→ YOUR OBJECTIVE: What you give back should match the records word for word.

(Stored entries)

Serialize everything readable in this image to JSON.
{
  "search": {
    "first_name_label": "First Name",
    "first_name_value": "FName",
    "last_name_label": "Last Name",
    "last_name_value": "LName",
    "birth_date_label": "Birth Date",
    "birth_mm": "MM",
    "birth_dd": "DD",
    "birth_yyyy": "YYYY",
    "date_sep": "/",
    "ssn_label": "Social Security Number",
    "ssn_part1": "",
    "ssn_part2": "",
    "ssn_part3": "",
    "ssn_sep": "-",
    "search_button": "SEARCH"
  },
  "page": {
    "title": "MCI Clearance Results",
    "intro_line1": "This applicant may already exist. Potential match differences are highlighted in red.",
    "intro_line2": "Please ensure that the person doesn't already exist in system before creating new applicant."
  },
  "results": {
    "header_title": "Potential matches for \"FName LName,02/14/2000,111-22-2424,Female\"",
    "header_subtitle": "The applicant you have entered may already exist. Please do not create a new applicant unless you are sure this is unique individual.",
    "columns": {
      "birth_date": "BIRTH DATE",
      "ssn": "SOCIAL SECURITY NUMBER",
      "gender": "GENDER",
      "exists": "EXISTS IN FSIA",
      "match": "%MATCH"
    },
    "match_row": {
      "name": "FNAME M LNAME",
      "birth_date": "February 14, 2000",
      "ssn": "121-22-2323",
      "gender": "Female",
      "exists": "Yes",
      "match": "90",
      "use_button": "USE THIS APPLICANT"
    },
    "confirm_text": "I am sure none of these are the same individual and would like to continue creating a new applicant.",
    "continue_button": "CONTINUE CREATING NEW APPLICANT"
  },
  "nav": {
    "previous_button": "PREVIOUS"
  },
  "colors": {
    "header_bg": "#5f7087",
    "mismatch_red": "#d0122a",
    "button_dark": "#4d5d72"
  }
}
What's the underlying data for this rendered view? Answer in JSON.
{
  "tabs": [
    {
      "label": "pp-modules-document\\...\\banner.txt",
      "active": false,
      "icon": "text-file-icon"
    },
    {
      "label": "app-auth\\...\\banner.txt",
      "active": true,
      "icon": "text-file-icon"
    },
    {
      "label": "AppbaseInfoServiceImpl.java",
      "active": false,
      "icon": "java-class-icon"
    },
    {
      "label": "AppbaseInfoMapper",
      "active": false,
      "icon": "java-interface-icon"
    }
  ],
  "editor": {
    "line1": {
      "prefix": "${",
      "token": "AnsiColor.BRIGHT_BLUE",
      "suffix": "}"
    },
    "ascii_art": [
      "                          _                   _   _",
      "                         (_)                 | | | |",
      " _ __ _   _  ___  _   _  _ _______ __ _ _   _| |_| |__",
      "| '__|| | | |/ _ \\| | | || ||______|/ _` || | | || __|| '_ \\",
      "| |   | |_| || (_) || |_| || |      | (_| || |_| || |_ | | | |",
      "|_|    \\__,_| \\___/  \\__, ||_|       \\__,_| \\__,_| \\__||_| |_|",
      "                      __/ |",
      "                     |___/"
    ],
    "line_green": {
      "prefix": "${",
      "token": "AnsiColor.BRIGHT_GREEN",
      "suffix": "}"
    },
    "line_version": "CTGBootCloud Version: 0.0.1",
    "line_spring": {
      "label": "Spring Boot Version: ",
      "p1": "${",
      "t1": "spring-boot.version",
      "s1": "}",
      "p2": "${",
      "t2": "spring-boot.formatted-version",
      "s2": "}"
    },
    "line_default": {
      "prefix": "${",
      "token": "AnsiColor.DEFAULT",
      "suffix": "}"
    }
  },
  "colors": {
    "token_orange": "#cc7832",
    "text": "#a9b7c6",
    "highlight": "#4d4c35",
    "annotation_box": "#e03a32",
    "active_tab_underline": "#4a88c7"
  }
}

→ REPLY TO THE EXERCISE:
Serialize everything readable in this image to JSON.
{
  "search": {
    "first_name_label": "First Name",
    "first_name_value": "FName",
    "last_name_label": "Last Name",
    "last_name_value": "LName",
    "birth_date_label": "Birth Date",
    "birth_mm": "MM",
    "birth_dd": "DD",
    "birth_yyyy": "YYYY",
    "date_sep": "/",
    "ssn_label": "Social Security Number",
    "ssn_part1": "",
    "ssn_part2": "",
    "ssn_part3": "",
    "ssn_sep": "-",
    "search_button": "SEARCH"
  },
  "page": {
    "title": "MCI Clearance Results",
    "intro_line1": "This applicant may already exist. Potential match differences are highlighted in red.",
    "intro_line2": "Please ensure that the person doesn't already exist in system before creating new applicant."
  },
  "results": {
    "header_title": "Potential matches for \"FName LName,02/14/2000,111-22-2424,Female\"",
    "header_subtitle": "The applicant you have entered may already exist. Please do not create a new applicant unless you are sure this is unique individual.",
    "columns": {
      "birth_date": "BIRTH DATE",
      "ssn": "SOCIAL SECURITY NUMBER",
      "gender": "GENDER",
      "exists": "EXISTS IN FSIA",
      "match": "%MATCH"
    },
    "match_row": {
      "name": "FNAME M LNAME",
      "birth_date": "February 14, 2000",
      "ssn": "121-22-2323",
      "gender": "Female",
      "exists": "Yes",
      "match": "90",
      "use_button": "USE THIS APPLICANT"
    },
    "confirm_text": "I am sure none of these are the same individual and would like to continue creating a new applicant.",
    "continue_button": "CONTINUE CREATING NEW APPLICANT"
  },
  "nav": {
    "previous_button": "PREVIOUS"
  },
  "colors": {
    "header_bg": "#5f7087",
    "mismatch_red": "#d0122a",
    "button_dark": "#4d5d72"
  }
}
What's the underlying data for this rendered view? Answer in JSON.
{
  "tabs": [
    {
      "label": "pp-modules-document\\...\\banner.txt",
      "active": false,
      "icon": "text-file-icon"
    },
    {
      "label": "app-auth\\...\\banner.txt",
      "active": true,
      "icon": "text-file-icon"
    },
    {
      "label": "AppbaseInfoServiceImpl.java",
      "active": false,
      "icon": "java-class-icon"
    },
    {
      "label": "AppbaseInfoMapper",
      "active": false,
      "icon": "java-interface-icon"
    }
  ],
  "editor": {
    "line1": {
      "prefix": "${",
      "token": "AnsiColor.BRIGHT_BLUE",
      "suffix": "}"
    },
    "ascii_art": [
      "                          _                   _   _",
      "                         (_)                 | | | |",
      " _ __ _   _  ___  _   _  _ _______ __ _ _   _| |_| |__",
      "| '__|| | | |/ _ \\| | | || ||______|/ _` || | | || __|| '_ \\",
      "| |   | |_| || (_) || |_| || |      | (_| || |_| || |_ | | | |",
      "|_|    \\__,_| \\___/  \\__, ||_|       \\__,_| \\__,_| \\__||_| |_|",
      "                      __/ |",
      "                     |___/"
    ],
    "line_green": {
      "prefix": "${",
      "token": "AnsiColor.BRIGHT_GREEN",
      "suffix": "}"
    },
    "line_version": "CTGBootCloud Version: 0.0.1",
    "line_spring": {
      "label": "Spring Boot Version: ",
      "p1": "${",
      "t1": "spring-boot.version",
      "s1": "}",
      "p2": "${",
      "t2": "spring-boot.formatted-version",
      "s2": "}"
    },
    "line_default": {
      "prefix": "${",
      "token": "AnsiColor.DEFAULT",
      "suffix": "}"
    }
  },
  "colors": {
    "token_orange": "#cc7832",
    "text": "#a9b7c6",
    "highlight": "#4d4c35",
    "annotation_box": "#e03a32",
    "active_tab_underline": "#4a88c7"
  }
}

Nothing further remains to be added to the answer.